Publikation: Beitrag in FachzeitschriftForschungsartikelBeigetragenBegutachtung



BACKGROUND: Interpersonal touch is a key aspect of human interaction and a usually very comforting experience. For patients suffering from posttraumatic stress disorders (PTSD) caused by interpersonal traumatization, such touch is affectively ambiguous.

METHODS: In two studies, we investigated the experience and neural processing of various types of interpersonal and impersonal touch in patients as compared with healthy controls.

RESULTS: Patients strongly disliked show, interpersonal skin-to-skin stroking, while controls appreciated this kind of touch. No group differences were observed for ratings of impersonal touch. Similarly, the neural activation differed between groups for interpersonal, but not for impersonal touch. The interpersonal touch aversion in patients was accompanied by enhanced blood-oxygen-level-dependent response in the superior temporal gyrus and by a pronounced reduction of response in the hippocampus. This reduction was significantly correlated to symptoms of negative alterations and arousal within the patients.

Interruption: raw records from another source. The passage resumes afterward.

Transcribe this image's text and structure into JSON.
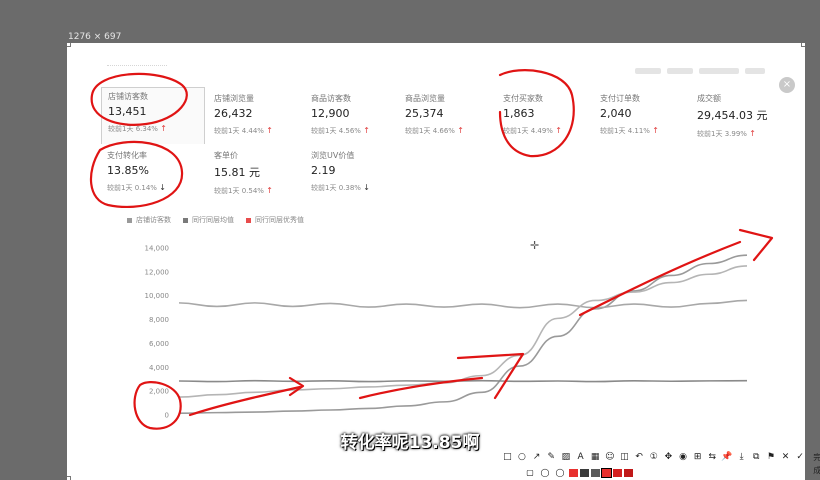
{
  "screen": {
    "size_label": "1276 × 697"
  },
  "kpis": [
    {
      "name": "店铺访客数",
      "value": "13,451",
      "cmp": "较前1天",
      "pct": "6.34%",
      "dir": "up",
      "selected": true
    },
    {
      "name": "店铺浏览量",
      "value": "26,432",
      "cmp": "较前1天",
      "pct": "4.44%",
      "dir": "up",
      "selected": false
    },
    {
      "name": "商品访客数",
      "value": "12,900",
      "cmp": "较前1天",
      "pct": "4.56%",
      "dir": "up",
      "selected": false
    },
    {
      "name": "商品浏览量",
      "value": "25,374",
      "cmp": "较前1天",
      "pct": "4.66%",
      "dir": "up",
      "selected": false
    },
    {
      "name": "支付买家数",
      "value": "1,863",
      "cmp": "较前1天",
      "pct": "4.49%",
      "dir": "up",
      "selected": false
    },
    {
      "name": "支付订单数",
      "value": "2,040",
      "cmp": "较前1天",
      "pct": "4.11%",
      "dir": "up",
      "selected": false
    },
    {
      "name": "成交额",
      "value": "29,454.03 元",
      "cmp": "较前1天",
      "pct": "3.99%",
      "dir": "up",
      "selected": false
    },
    {
      "name": "支付转化率",
      "value": "13.85%",
      "cmp": "较前1天",
      "pct": "0.14%",
      "dir": "down",
      "selected": false
    },
    {
      "name": "客单价",
      "value": "15.81 元",
      "cmp": "较前1天",
      "pct": "0.54%",
      "dir": "up",
      "selected": false
    },
    {
      "name": "浏览UV价值",
      "value": "2.19",
      "cmp": "较前1天",
      "pct": "0.38%",
      "dir": "down",
      "selected": false
    }
  ],
  "legend": [
    {
      "label": "店铺访客数",
      "color": "#9a9a9a"
    },
    {
      "label": "同行同层均值",
      "color": "#7a7a7a"
    },
    {
      "label": "同行同层优秀值",
      "color": "#e84c4c"
    }
  ],
  "chart_data": {
    "type": "line",
    "y_ticks": [
      "14,000",
      "12,000",
      "10,000",
      "8,000",
      "6,000",
      "4,000",
      "2,000",
      "0"
    ],
    "ylim": [
      0,
      14000
    ],
    "grid": false,
    "series": [
      {
        "name": "店铺访客数",
        "color": "#9a9a9a",
        "values": [
          150,
          200,
          250,
          330,
          420,
          550,
          760,
          1100,
          1900,
          4100,
          6600,
          8900,
          10400,
          11700,
          12700,
          13400
        ]
      },
      {
        "name": "同行同层均值",
        "color": "#8a8a8a",
        "values": [
          2850,
          2800,
          2880,
          2820,
          2870,
          2800,
          2860,
          2830,
          2880,
          2820,
          2850,
          2800,
          2870,
          2830,
          2860,
          2880
        ]
      },
      {
        "name": "同行同层优秀值",
        "color": "#a8a8a8",
        "values": [
          9400,
          9100,
          9400,
          9100,
          9350,
          9050,
          9300,
          9050,
          9300,
          9000,
          9300,
          9000,
          9300,
          9050,
          9350,
          9600
        ]
      },
      {
        "name": "",
        "color": "#b5b5b5",
        "values": [
          1500,
          1700,
          1900,
          2100,
          2200,
          2350,
          2500,
          2700,
          3300,
          5000,
          8100,
          9600,
          10300,
          11100,
          11800,
          12500
        ]
      }
    ]
  },
  "caption": {
    "text": "转化率呢13.85啊"
  },
  "toolbar": {
    "tools": [
      {
        "name": "rectangle-tool",
        "glyph": "□"
      },
      {
        "name": "ellipse-tool",
        "glyph": "○"
      },
      {
        "name": "arrow-tool",
        "glyph": "↗"
      },
      {
        "name": "pen-tool",
        "glyph": "✎"
      },
      {
        "name": "marker-tool",
        "glyph": "▨"
      },
      {
        "name": "text-tool",
        "glyph": "A"
      },
      {
        "name": "mosaic-tool",
        "glyph": "▦"
      },
      {
        "name": "sticker-tool",
        "glyph": "☺"
      },
      {
        "name": "eraser-tool",
        "glyph": "◫"
      },
      {
        "name": "undo-tool",
        "glyph": "↶"
      },
      {
        "name": "number-tool",
        "glyph": "①"
      },
      {
        "name": "pin-tool",
        "glyph": "✥"
      },
      {
        "name": "fill-tool",
        "glyph": "◉"
      },
      {
        "name": "ocr-tool",
        "glyph": "⊞"
      },
      {
        "name": "translate-tool",
        "glyph": "⇆"
      },
      {
        "name": "pin-window-tool",
        "glyph": "📌"
      },
      {
        "name": "save-tool",
        "glyph": "⤓"
      },
      {
        "name": "copy-tool",
        "glyph": "⧉"
      },
      {
        "name": "bookmark-tool",
        "glyph": "⚑"
      },
      {
        "name": "cancel-tool",
        "glyph": "✕"
      },
      {
        "name": "confirm-tool",
        "glyph": "✓"
      }
    ],
    "done_label": "完成",
    "colors": [
      "#e8302e",
      "#3a3a3a",
      "#5a5a5a",
      "#e8302e",
      "#d42020",
      "#c01818"
    ],
    "selected_color": 3
  }
}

CONCLUSION: We interpret the hippocampal suppression as an attempt to control traumatic memories, evoked by interpersonal touch. This mechanism may maintain the aversion of interpersonal touch in patients with interpersonal trauma-related PTSD.


Seiten (von - bis)635-646
FachzeitschriftDepression and Anxiety
PublikationsstatusVeröffentlicht - Juli 2019

Externe IDs

Scopus 85068369558


Ziele für nachhaltige Entwicklung


  • Adult, Arousal/physiology, Female, Hippocampus/physiopathology, Humans, Interpersonal Relations, Memory/physiology, Middle Aged, Psychological Trauma/physiopathology, Stress Disorders, Post-Traumatic/physiopathology, Touch, Young Adult